$REALTOR: No it's just cheap, I just geofenced to this neighorhood like you asked and set last 90 days closed and $STUFF_STUFF_STUFF. Like there's nothing else, this is all.
Me: Oh. Okay, never mind.
Same thing when talking to the lender.
Lender: So we're gonna need to run some pre-qualification checks. How much is that apartment listed for?
Lender: Okay, and how much are you making for your salary?
Lender: …okay yeah no pre-qualification checks necessary. Let's go ahead and pull your credit report. Have you had any outstanding lines of credit that gives us signal on how you'd handle paying down a mortgage?
Me: I have one credit card.
Lender: …like one active card you're using, or like literally one credit card?
Me: One credit card.
Me: Your silence doesn't faze me, I've seen what makes you cheer
Apparently I've discovered I'm pretty stubborn about what I want. I want pretty much the exact same apartment I'm living in. $REALTOR showed me a bunch of nicer apartments than mine. I'm like no, not my apartment. $REALTOR showed me an apartment that was about the same price as the other apartment, but ratty and dinged like mine, and I'm like yesssss. $REALTOR managed to talk some sense into me eventually.
Same thing when it comes to crafting the offer.
$REALTOR: So 3% settlement would go towards your closing costs, and it would make your offer more attractive, but it is more expensive -
$REALTOR: You sure?
$REALTOR: Okay. How much do you want to offer them?
Me: Is asking price good?
$REALTOR: Yup. Loan type?
Me: 15-year fixed at 20% down for interest rate of 2.25%.
(Bunch of other stuff but not as important)
I should thank my parents for that last bullet point, they're loaning me some money at 0% interest so I can cover the down payment. That way, I don't need to sell any stock, because if I did, I'd need to pay income tax because I haven't held my stocks for a year.
Honestly, I wanted to just pay off my mortgage in 2-3 years and be done with it. Like, 15 years…? Do you know how much shit goes down in 15 years? 15 years ago was February 2006. The Great Recession hadn't happened. Nor did the coronavirus and the current recession. Nor most effects of climate change. Nor all the political instability. I don't know if the U.S. is going to be around in 15 years, let alone be there to accept my final mortgage payment. On the other hand, if you view the mortgage as a security (because all securities are technically debts) with one layer of leveraging (e.g. not a mortgage-backed security), you could just sell the apartment off to the next guy and take the difference for the amount you paid into the mortgage. Apparently my apartment does not increase or decrease with price really. So that's cool. And if I paid it off, and then had to refi later at a higher interest rate…that would be horrible and I would feel so much regret.

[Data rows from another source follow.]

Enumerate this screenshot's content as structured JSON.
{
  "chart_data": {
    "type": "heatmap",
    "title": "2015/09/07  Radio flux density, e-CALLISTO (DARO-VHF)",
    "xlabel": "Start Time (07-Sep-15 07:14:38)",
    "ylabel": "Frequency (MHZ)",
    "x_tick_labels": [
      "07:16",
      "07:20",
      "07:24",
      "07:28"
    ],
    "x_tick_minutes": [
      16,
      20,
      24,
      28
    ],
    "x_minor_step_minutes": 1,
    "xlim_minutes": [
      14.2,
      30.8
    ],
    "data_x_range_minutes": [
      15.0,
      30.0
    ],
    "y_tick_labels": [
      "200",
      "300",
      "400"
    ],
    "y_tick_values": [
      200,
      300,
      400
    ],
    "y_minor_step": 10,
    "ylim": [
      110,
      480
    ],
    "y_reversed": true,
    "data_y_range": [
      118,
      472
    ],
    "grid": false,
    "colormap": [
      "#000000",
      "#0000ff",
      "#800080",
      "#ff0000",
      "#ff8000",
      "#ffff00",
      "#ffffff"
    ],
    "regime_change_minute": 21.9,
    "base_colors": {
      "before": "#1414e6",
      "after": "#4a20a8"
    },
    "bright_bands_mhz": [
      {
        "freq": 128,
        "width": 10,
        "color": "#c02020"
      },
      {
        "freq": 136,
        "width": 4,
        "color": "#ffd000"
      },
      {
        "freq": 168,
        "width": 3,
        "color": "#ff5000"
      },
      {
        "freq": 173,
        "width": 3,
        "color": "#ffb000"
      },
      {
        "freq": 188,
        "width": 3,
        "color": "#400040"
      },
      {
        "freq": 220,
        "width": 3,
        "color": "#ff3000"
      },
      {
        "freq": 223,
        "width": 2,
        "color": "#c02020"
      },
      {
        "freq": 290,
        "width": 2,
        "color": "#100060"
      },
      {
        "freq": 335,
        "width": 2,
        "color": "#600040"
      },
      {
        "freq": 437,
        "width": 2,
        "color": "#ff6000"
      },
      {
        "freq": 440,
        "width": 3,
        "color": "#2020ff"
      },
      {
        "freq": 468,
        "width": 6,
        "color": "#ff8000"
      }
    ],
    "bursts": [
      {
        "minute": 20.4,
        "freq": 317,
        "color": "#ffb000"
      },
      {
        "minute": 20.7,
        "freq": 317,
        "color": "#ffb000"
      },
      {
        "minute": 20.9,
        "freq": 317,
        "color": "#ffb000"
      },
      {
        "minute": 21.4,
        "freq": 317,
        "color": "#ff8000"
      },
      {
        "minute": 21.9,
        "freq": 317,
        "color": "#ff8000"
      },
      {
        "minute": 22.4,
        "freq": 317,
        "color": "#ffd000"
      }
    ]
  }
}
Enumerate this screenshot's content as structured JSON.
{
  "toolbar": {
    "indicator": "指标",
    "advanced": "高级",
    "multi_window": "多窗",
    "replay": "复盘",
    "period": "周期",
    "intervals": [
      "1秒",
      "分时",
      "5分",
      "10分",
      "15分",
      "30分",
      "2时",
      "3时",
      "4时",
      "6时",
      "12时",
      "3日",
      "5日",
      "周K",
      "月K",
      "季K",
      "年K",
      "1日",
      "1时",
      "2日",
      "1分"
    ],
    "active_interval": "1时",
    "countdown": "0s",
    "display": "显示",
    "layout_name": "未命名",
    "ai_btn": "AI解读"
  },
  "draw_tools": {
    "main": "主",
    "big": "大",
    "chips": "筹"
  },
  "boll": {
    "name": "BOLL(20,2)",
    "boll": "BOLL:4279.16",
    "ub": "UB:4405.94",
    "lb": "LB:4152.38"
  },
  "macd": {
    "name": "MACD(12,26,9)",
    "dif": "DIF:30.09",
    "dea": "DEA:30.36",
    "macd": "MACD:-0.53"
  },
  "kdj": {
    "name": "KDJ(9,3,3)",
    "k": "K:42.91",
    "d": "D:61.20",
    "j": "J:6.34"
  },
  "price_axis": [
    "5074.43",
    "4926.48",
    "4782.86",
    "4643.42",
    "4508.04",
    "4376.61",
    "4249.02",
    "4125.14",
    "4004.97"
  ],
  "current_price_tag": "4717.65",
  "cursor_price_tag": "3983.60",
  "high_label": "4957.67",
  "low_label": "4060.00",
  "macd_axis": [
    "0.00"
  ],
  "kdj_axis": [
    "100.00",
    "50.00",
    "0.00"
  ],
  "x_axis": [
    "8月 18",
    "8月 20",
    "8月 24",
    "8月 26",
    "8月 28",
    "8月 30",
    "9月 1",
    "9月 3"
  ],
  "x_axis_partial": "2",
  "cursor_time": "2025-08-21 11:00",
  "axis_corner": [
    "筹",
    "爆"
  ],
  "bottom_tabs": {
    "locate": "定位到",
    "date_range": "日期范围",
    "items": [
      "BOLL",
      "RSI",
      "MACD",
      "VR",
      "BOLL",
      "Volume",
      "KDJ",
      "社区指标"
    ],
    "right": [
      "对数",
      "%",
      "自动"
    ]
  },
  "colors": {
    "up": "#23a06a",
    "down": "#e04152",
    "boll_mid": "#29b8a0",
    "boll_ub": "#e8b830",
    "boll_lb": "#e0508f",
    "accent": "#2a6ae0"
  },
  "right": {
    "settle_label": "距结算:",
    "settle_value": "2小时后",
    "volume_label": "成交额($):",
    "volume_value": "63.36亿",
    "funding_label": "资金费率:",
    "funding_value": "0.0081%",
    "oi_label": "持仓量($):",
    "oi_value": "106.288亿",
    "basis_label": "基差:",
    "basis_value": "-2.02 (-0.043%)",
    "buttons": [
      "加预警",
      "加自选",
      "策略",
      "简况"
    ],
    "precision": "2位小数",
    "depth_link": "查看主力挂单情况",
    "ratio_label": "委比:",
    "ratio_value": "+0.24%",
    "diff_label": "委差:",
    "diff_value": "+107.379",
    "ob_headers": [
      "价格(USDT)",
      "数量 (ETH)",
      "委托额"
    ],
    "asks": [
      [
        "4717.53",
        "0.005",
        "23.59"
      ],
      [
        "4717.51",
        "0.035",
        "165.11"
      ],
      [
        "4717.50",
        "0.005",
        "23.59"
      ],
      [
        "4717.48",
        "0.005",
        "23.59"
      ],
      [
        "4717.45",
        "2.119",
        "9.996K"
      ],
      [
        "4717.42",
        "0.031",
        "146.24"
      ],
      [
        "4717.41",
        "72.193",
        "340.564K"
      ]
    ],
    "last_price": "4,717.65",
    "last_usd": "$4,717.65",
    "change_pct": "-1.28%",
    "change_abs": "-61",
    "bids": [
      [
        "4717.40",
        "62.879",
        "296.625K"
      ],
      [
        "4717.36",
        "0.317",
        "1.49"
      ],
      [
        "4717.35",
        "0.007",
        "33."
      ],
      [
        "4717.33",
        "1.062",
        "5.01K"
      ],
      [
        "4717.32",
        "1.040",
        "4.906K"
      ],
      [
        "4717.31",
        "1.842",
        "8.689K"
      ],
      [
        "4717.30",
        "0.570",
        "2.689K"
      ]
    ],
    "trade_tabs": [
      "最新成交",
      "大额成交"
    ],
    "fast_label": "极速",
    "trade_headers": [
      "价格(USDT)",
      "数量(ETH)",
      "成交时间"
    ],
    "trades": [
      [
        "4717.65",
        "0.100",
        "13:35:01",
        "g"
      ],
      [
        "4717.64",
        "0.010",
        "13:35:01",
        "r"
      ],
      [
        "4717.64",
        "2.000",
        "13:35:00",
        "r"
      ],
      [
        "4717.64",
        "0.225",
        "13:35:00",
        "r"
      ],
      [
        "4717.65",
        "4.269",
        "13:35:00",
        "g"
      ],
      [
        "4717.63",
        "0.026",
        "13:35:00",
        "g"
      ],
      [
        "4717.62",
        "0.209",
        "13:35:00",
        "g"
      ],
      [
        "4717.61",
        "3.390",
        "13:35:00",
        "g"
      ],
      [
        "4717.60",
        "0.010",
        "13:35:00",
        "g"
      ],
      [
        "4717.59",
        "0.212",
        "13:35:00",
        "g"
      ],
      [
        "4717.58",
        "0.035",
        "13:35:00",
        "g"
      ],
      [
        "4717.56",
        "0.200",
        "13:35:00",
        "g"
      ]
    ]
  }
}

Sigh. I HATE debt. And the only job security software engineering really provides is your ability to execute (which to be fair is probably for the best), so I'm only one brain aneursym away from being a vegetable with a mortgage. Maybe I'll pay down my mortgage like a madman for a year, and then when its less a terrifying abyss and more a cutesy little sum accruing a little bit of interest, pay it off leisurely.
Hmm. What upgrades to make to the place. Honestly I like it. I might replace appliances as they break, like the washer/dryer I'd probably replace with the $3k speed queen stacked washer/dryer combination (because Speed Queen is awesome and makes appliances for enterprise in the U.S.) if it breaks, and maybe the dishwasher with a Bosch 24’’ white one if it breaks, and then dare the fridge to break down on me because I'm bluffing and haven't found a fridge I like yet.
The biggest upgrade I might make to the place might be energy management. Like I might get a Tesla PowerWall for $10k and see whether I can backup successfully if the main power grid fails or buffer energy based on the cost, and get smart meters for my electric and gas utilities, and add in insulation for all the walls and ceilings to get an upgraded LEED rating. That shit will be hella fucking expensive (because my place is really friggin’ old), but I think it'll be worth it. I love being warm.